The Aftermath of the Trainwreck, AKA the 2020 Elections

Arwen Wen, Staff Member

Nearly three weeks after the impressively comical yet completely chaotic catastrophe known as the 2020 elections, America is scrambling to deal with the aftermath: the Democratic ticket of former Vice President Joe Biden and U.S. Senator Kamala Harris triumphed over current President Donald Trump and Vice President Mike Pence. At half-past two A.M. of election night (or rather, really early morning), Trump had announced in a press conference in front of the White House, “Frankly, we did win this election.” Unfortunately for Trump, his statement was incorrect. 

Joe Biden won the presidential election, a fact that Donald Trump and other Republicans refuse to acknowledge. Of course, the electoral college meets on December 14th to cast its vote for president and nearly every state uses the statewide popular vote to allocate its electors, so perhaps, by some miracle, Trump may win the electoral college; however the chances are very low. Biden is projected to win far more than the 270 electoral votes he needs to become president. Majority of the GOP has been cautious about addressing Biden and Harris in any way to indicate that they had won fairly, an unspoken rule. Now, as The New Yorker dubbed it, there could potentially be “Trump’s Clown Coup Crisis.” More or less, the GOP is in a state of denial. Trump’s campaign has filed a slew of, as The Guardian puts it, “legally dubious” suits since election day. “The purpose of these suits appears not to be to actually overturn the election results, but to try to create uncertainty and draw out the counting process.”

The coronavirus pandemic is still spreading at an alarming rate across all fifty states, and Congress and the White House are still doing nothing new about it. With the winter coming, a spike is anticipated, and yet, still, nothing of substance is happening to prevent even more death. This is, in a horrible, crazy, and stressful way, what passes for our current normal. 

Following Trump’s public schedule, meetings, and other affairs recently after the results, one theme is consistent, and thinking about it scares the bejesus out of me. In all honesty, it’s terrifying with a comical side, and it’s easier to focus on how ludicrous it is. As crazy as it seems, Trump’s actions will (yet again) have an unprecedented event: a systemic attack on the integrity of the election itself. Or, in shorter words, an attempt of a coup. Rather than retreat peacefully, accepting the votes of the people, Trump has redoubled his efforts in key states, such as Georgia, Michigan, and Arizona, publicly pressuring local Republican officials not to certify the election results. A few individual Republicans have spoken up. “It is outrageous,” Larry Hogan, the Republican governor of Maryland, said on CNN. “It is an assault on democracy,” he added. “It’s bad for the Republican Party.” Late on Thursday evening, Mitt Romney, the Utah senator issued a statement that criticized Trump: “Having failed to make even a plausible case of widespread fraud or conspiracy before any court of law, the President has now resorted to overt pressure on state and local officials to subvert the will of the people and overturn the election,” Romney said. “It is difficult to imagine a worse, more undemocratic action by a sitting American President.” 
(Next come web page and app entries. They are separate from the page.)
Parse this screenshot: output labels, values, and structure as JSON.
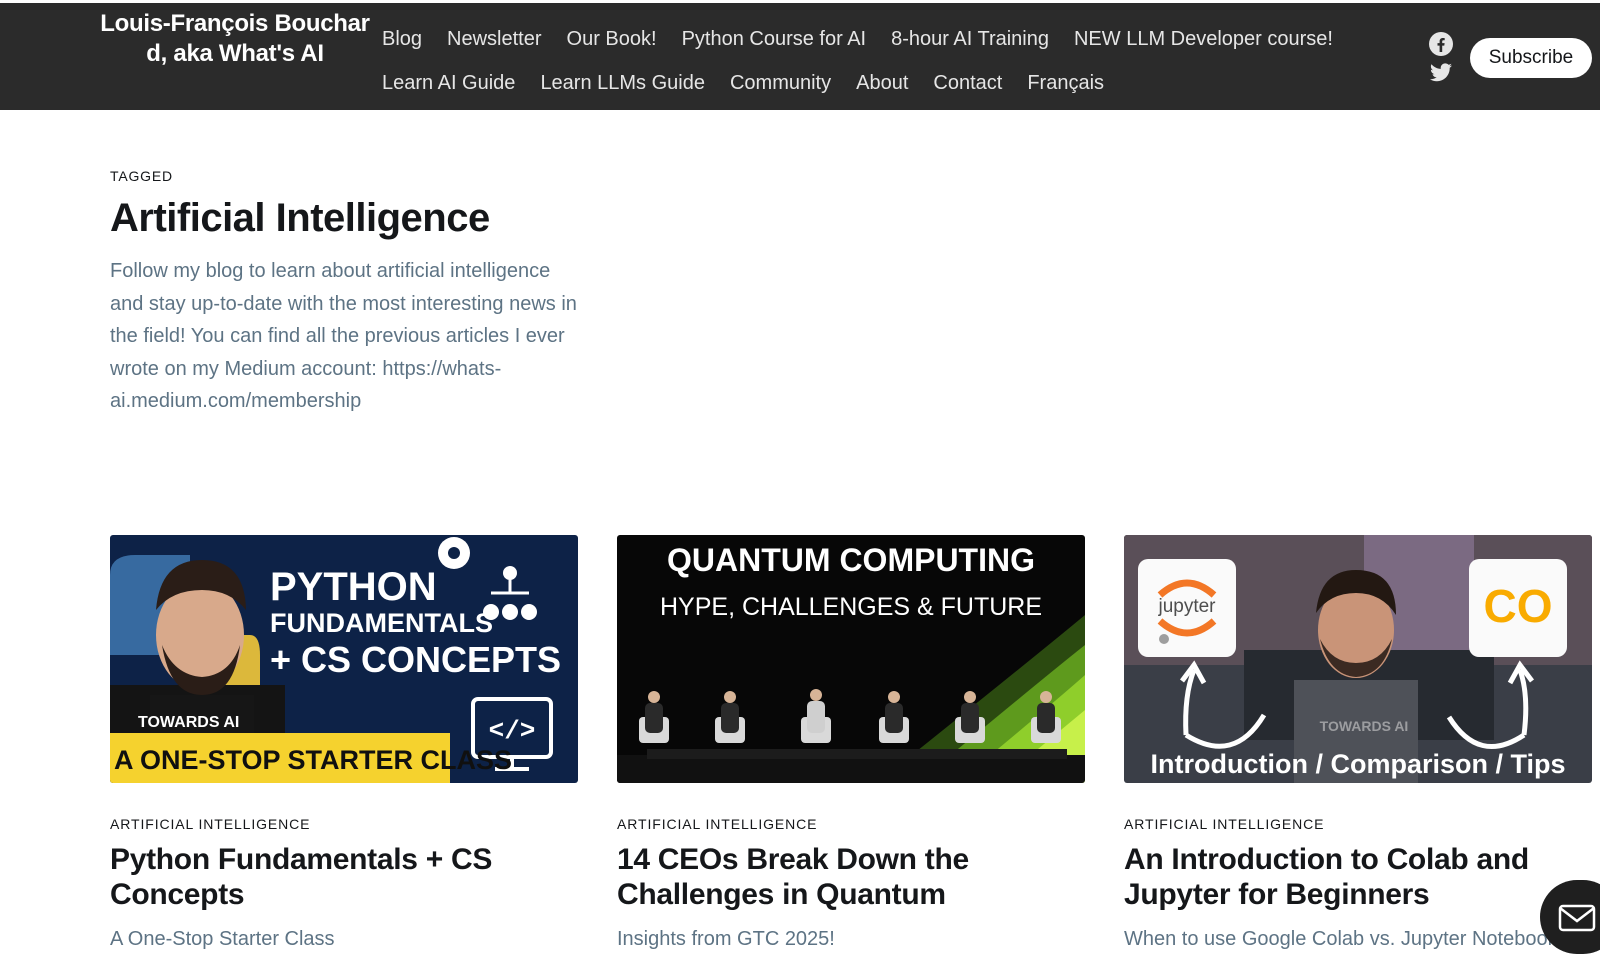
{
  "header": {
    "brand": "Louis-François Bouchard, aka What's AI",
    "nav_row1": [
      "Blog",
      "Newsletter",
      "Our Book!",
      "Python Course for AI",
      "8-hour AI Training",
      "NEW LLM Developer course!"
    ],
    "nav_row2": [
      "Learn AI Guide",
      "Learn LLMs Guide",
      "Community",
      "About",
      "Contact",
      "Français"
    ],
    "social_icons": [
      "facebook-icon",
      "twitter-icon"
    ],
    "subscribe_label": "Subscribe"
  },
  "tag": {
    "eyebrow": "TAGGED",
    "title": "Artificial Intelligence",
    "description": "Follow my blog to learn about artificial intelligence and stay up-to-date with the most interesting news in the field! You can find all the previous articles I ever wrote on my Medium account: https://whats-ai.medium.com/membership"
  },
  "posts": [
    {
      "kicker": "ARTIFICIAL INTELLIGENCE",
      "title": "Python Fundamentals + CS Concepts",
      "excerpt": "A One-Stop Starter Class",
      "thumb": {
        "line1": "PYTHON",
        "line2": "FUNDAMENTALS",
        "line3": "+ CS CONCEPTS",
        "brand": "TOWARDS AI",
        "banner": "A ONE-STOP STARTER CLASS"
      }
    },
    {
      "kicker": "ARTIFICIAL INTELLIGENCE",
      "title": "14 CEOs Break Down the Challenges in Quantum",
      "excerpt": "Insights from GTC 2025!",
      "thumb": {
        "line1": "QUANTUM COMPUTING",
        "line2": "HYPE, CHALLENGES & FUTURE"
      }
    },
    {
      "kicker": "ARTIFICIAL INTELLIGENCE",
      "title": "An Introduction to Colab and Jupyter for Beginners",
      "excerpt": "When to use Google Colab vs. Jupyter Notebook",
      "thumb": {
        "left_logo": "jupyter",
        "right_logo": "CO",
        "brand": "TOWARDS AI",
        "banner": "Introduction / Comparison / Tips"
      }
    }
  ],
  "colors": {
    "topbar": "#2b2b2b",
    "muted_text": "#5d7384",
    "yellow": "#f5d22e",
    "navy": "#0d2247"
  }
}
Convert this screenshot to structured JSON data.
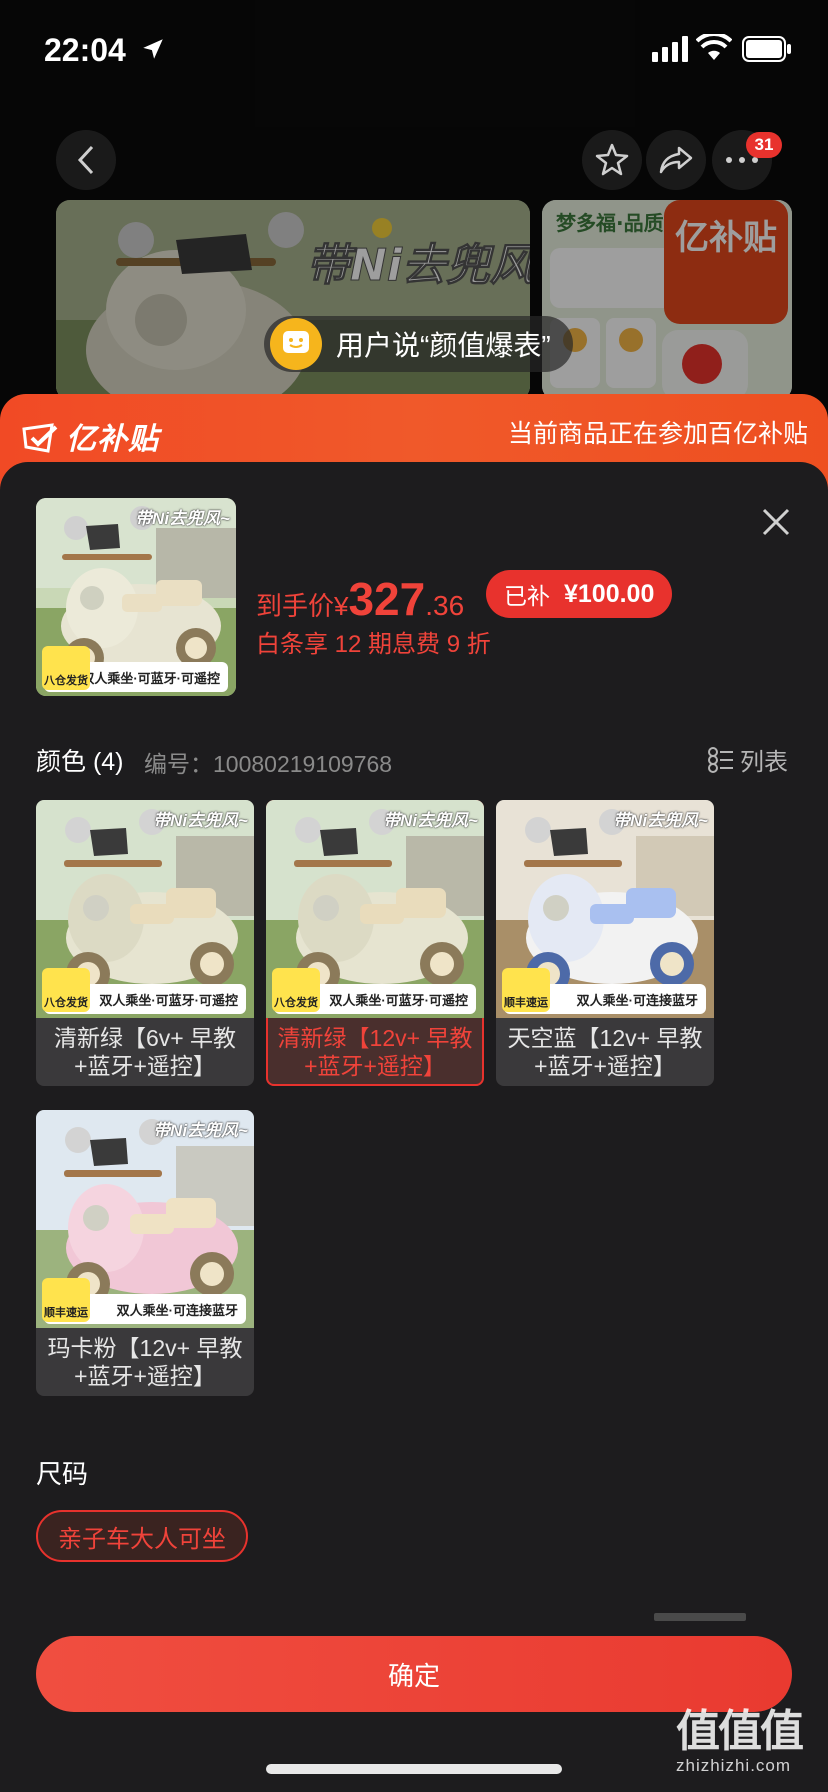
{
  "status_bar": {
    "time": "22:04"
  },
  "nav": {
    "badge_count": "31"
  },
  "gallery": {
    "user_says": "用户说“颜值爆表”",
    "side_badge": "亿补贴"
  },
  "subsidy_banner": {
    "logo": "亿补贴",
    "note": "当前商品正在参加百亿补贴"
  },
  "product": {
    "price_prefix": "到手价¥",
    "price_int": "327",
    "price_dec": ".36",
    "subsidy_label": "已补",
    "subsidy_amount": "¥100.00",
    "installment": "白条享 12 期息费 9 折"
  },
  "color_section": {
    "title": "颜色 (4)",
    "code": "编号：10080219109768",
    "list_label": "列表"
  },
  "variants": [
    {
      "label": "清新绿【6v+ 早教+蓝牙+遥控】",
      "caption": "双人乘坐·可蓝牙·可遥控",
      "title": "带Ni去兜风~",
      "tag": "八仓发货",
      "theme": "green",
      "selected": false
    },
    {
      "label": "清新绿【12v+ 早教+蓝牙+遥控】",
      "caption": "双人乘坐·可蓝牙·可遥控",
      "title": "带Ni去兜风~",
      "tag": "八仓发货",
      "theme": "green",
      "selected": true
    },
    {
      "label": "天空蓝【12v+ 早教+蓝牙+遥控】",
      "caption": "双人乘坐·可连接蓝牙",
      "title": "带Ni去兜风~",
      "tag": "顺丰速运",
      "theme": "blue",
      "selected": false
    },
    {
      "label": "玛卡粉【12v+ 早教+蓝牙+遥控】",
      "caption": "双人乘坐·可连接蓝牙",
      "title": "带Ni去兜风~",
      "tag": "顺丰速运",
      "theme": "pink",
      "selected": false
    }
  ],
  "thumb": {
    "caption": "双人乘坐·可蓝牙·可遥控",
    "title": "带Ni去兜风~",
    "tag": "八仓发货"
  },
  "size_section": {
    "title": "尺码",
    "option": "亲子车大人可坐"
  },
  "confirm_label": "确定",
  "watermark": {
    "main": "值值值",
    "sub": "zhizhizhi.com"
  },
  "colors": {
    "accent": "#e8322d",
    "sheet_bg": "#1d1c1e",
    "tile_bg": "#3a393b"
  }
}
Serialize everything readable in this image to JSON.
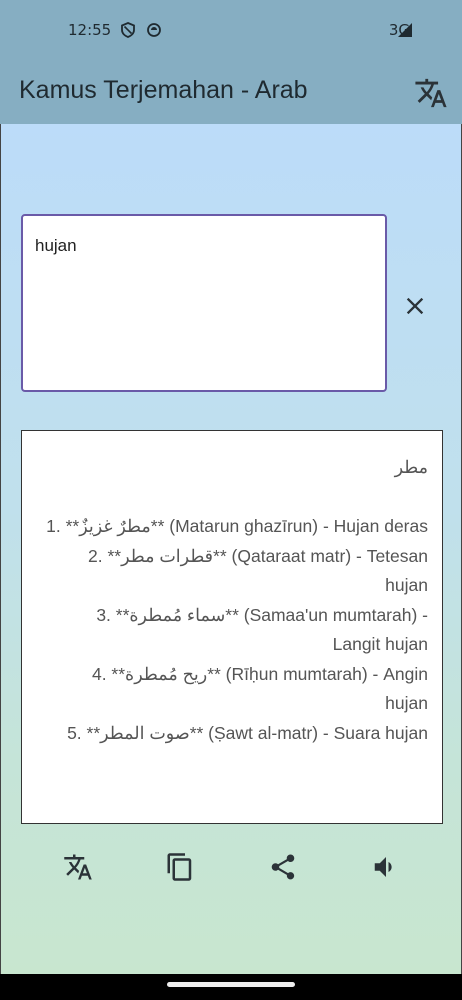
{
  "status_bar": {
    "time": "12:55",
    "network": "3G",
    "icons": [
      "shield-icon",
      "data-saver-icon",
      "signal-icon"
    ]
  },
  "app_bar": {
    "title": "Kamus Terjemahan - Arab",
    "translate_icon": "translate-icon"
  },
  "input": {
    "value": "hujan",
    "clear_icon": "close-icon"
  },
  "output": {
    "text": "مطر\n\n1. **مطرٌ غزيزٌ** (Matarun ghazīrun) - Hujan deras\n2. **قطرات مطر** (Qataraat matr) - Tetesan hujan\n3. **سماء مُمطرة** (Samaa'un mumtarah) - Langit hujan\n4. **ريح مُمطرة** (Rīḥun mumtarah) - Angin hujan\n5. **صوت المطر** (Ṣawt al-matr) - Suara hujan"
  },
  "toolbar": {
    "icons": [
      "translate-icon",
      "copy-icon",
      "share-icon",
      "volume-icon"
    ]
  },
  "colors": {
    "app_bar": "#86aec2",
    "input_border": "#6a5aa8",
    "icon": "#2b3338"
  }
}
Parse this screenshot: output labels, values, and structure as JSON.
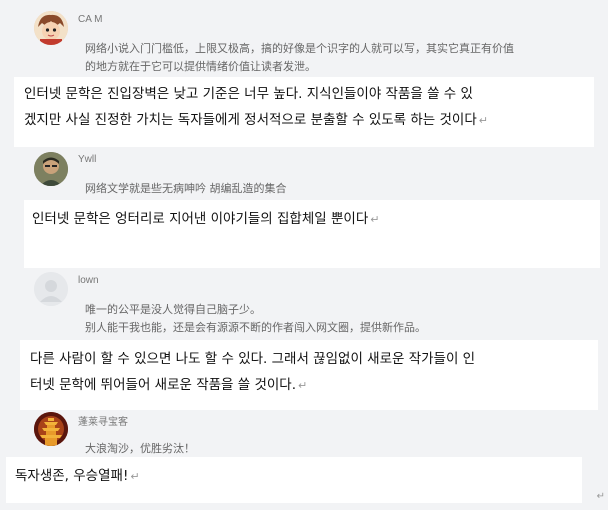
{
  "comments": [
    {
      "username": "CA M",
      "avatar_icon": "cartoon-character-avatar",
      "body_lines": [
        "网络小说入门门槛低，上限又极高，搞的好像是个识字的人就可以写，其实它真正有价值",
        "的地方就在于它可以提供情绪价值让读者发泄。"
      ],
      "translation_lines": [
        "인터넷 문학은 진입장벽은 낮고 기준은 너무 높다. 지식인들이야 작품을 쓸 수 있",
        "겠지만 사실 진정한 가치는 독자들에게 정서적으로 분출할 수 있도록 하는 것이다"
      ]
    },
    {
      "username": "Ywll",
      "avatar_icon": "person-photo-avatar",
      "body_lines": [
        "网络文学就是些无病呻吟 胡编乱造的集合"
      ],
      "translation_lines": [
        "인터넷 문학은 엉터리로 지어낸 이야기들의 집합체일 뿐이다"
      ]
    },
    {
      "username": "lown",
      "avatar_icon": "default-user-avatar",
      "body_lines": [
        "唯一的公平是没人觉得自己脑子少。",
        "别人能干我也能，还是会有源源不断的作者闯入网文圈，提供新作品。"
      ],
      "translation_lines": [
        "다른 사람이 할 수 있으면 나도 할 수 있다. 그래서 끊임없이 새로운 작가들이 인",
        "터넷 문학에 뛰어들어 새로운 작품을 쓸 것이다."
      ]
    },
    {
      "username": "蓬莱寻宝客",
      "avatar_icon": "pagoda-tower-avatar",
      "body_lines": [
        "大浪淘沙，优胜劣汰！"
      ],
      "translation_lines": [
        "독자생존, 우승열패!"
      ]
    }
  ],
  "paragraph_mark": "↵"
}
Even if Trump’s coup, which most have written off as “yet another Trump con,” fails as most expect it to, this unprecedented attempt could be the door to something else, one day in the future. A considerate amount of people are calling to try and impeach Trump– again. What Trump is doing is not like anything before in American history. For now, as the nation holds its breath and watches for what comes next.